I walked into the presence of Keji’s mum, Keji, Lizzy, Mrs. Ogunmola, and a pastor. I could tell that he was a pastor from his collar and the bible he held to his chest. Keji was crying and her mother was encouraging her.
“Good evening ma” I greeted her mother then Mrs. Ogunmola. I gestured at the pastor and Lizzy before moving close to Keji.
“Good evening Kunle” Her mum and Mrs. Ogunmola responded at intervals.
“The doctor said I will never have my own child and might not be able to walk again. Kunle.” Keji said to me as tears and mucor confluence on her lips.
“Iro l’esu n pa – the devil is a liar,” her mother rejected her proclamation.

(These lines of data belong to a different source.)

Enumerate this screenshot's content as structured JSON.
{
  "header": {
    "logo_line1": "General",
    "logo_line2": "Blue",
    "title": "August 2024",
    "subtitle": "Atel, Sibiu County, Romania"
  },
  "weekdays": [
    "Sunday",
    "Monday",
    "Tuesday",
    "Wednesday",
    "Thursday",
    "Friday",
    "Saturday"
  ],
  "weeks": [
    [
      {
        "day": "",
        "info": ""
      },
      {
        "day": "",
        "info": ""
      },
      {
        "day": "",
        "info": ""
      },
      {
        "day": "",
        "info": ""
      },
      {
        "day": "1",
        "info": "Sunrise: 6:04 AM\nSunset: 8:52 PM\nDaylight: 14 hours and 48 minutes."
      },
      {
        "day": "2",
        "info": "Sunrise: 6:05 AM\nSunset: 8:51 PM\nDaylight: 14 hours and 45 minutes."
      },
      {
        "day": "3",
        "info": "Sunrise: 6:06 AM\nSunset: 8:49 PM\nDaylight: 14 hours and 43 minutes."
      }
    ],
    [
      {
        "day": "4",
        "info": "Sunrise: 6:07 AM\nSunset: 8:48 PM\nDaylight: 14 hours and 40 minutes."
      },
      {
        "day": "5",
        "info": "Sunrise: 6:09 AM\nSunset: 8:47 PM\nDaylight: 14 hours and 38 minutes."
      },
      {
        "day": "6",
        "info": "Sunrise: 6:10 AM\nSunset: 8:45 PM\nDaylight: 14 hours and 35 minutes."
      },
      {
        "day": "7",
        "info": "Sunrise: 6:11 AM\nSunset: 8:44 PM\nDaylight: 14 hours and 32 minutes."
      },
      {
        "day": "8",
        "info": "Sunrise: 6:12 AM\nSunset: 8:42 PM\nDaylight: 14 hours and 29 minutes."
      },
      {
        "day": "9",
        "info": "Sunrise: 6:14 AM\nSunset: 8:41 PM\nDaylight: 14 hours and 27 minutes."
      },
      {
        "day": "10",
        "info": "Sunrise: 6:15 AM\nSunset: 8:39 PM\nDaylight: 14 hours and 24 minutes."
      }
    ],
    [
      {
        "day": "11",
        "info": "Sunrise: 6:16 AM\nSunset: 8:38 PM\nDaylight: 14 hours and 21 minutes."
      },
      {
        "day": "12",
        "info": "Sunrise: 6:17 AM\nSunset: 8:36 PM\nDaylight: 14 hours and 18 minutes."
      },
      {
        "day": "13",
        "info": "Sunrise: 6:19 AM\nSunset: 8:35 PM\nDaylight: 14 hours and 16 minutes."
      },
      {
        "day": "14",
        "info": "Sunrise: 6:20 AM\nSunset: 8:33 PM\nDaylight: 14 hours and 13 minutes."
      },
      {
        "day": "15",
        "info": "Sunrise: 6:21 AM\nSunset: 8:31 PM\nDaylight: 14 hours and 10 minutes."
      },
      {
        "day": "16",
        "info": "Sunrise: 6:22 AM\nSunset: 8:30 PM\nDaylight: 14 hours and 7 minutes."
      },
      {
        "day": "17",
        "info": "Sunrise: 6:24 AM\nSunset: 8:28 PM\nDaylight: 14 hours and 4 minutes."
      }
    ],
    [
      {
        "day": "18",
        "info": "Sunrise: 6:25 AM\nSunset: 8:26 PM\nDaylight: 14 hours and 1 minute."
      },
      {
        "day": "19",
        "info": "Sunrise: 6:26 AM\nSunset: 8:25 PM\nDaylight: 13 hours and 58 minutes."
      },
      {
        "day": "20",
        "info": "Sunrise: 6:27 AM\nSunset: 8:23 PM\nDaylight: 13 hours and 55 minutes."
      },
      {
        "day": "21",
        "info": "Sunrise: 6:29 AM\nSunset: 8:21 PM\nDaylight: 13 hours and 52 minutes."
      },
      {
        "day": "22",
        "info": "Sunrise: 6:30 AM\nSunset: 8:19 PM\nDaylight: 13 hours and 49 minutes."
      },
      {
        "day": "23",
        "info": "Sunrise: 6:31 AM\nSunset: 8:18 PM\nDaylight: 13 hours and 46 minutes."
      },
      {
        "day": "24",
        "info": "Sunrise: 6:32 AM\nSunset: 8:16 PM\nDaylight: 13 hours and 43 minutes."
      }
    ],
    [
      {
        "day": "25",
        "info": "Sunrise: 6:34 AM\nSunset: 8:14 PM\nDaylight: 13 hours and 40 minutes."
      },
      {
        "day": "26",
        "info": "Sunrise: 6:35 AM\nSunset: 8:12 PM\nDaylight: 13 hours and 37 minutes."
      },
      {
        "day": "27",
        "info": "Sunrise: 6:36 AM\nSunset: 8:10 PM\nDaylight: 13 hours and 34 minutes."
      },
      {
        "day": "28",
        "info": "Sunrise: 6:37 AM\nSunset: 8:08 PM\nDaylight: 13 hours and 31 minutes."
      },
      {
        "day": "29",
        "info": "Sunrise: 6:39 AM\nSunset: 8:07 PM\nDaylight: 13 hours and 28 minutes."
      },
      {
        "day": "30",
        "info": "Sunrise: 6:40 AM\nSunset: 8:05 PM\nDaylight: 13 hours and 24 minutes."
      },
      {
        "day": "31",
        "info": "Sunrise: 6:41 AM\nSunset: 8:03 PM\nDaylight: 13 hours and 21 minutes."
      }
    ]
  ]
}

“I have a covenant with God that I will carry my grandchild and my God is not a man that he will fail.” Her faith was strong. Reality struck me on the chin and left my jaw ajar; her declaration reminded me that Keji was her only child. She didn’t stop there. She said to me,
“Kunle, I need the both of you to be strong. You will have your own child. I won’t stop praying but your faith also needs to be strong,”
“Yes my children,” Mrs. Ogunmola added her bit. Their assumptions about Keji and I scared me. Keji’s mum continued,
“The man of God was praying in the male ward when we arrived.” He pointed at the pastor. “I have invited him here to pray with us.”
“Let us join our hands as we pray” the pastor requested. The man of God prayed and when he was done, Keji showed appreciation,
“Thank you sir but there’s one more thing.”
“What is that my child?” The pastor replied.
“I want you to join Kunle and I in a holy matrimony before God and everyone present in this room right now.”
Everybody was surprised but I was shocked to my tongue I asked “What?”
“Didn’t you say you’ll do anything to make me happy?” She added, staring at me with the hope that I wouldn’t say no.
Everyone faced me for an answer I wasn’t willing to give. How can I tell her she was just my soul mate and nothing more?
Written by Femi Fragile (Twitter: @fragiletimbzz | IG: femifragile)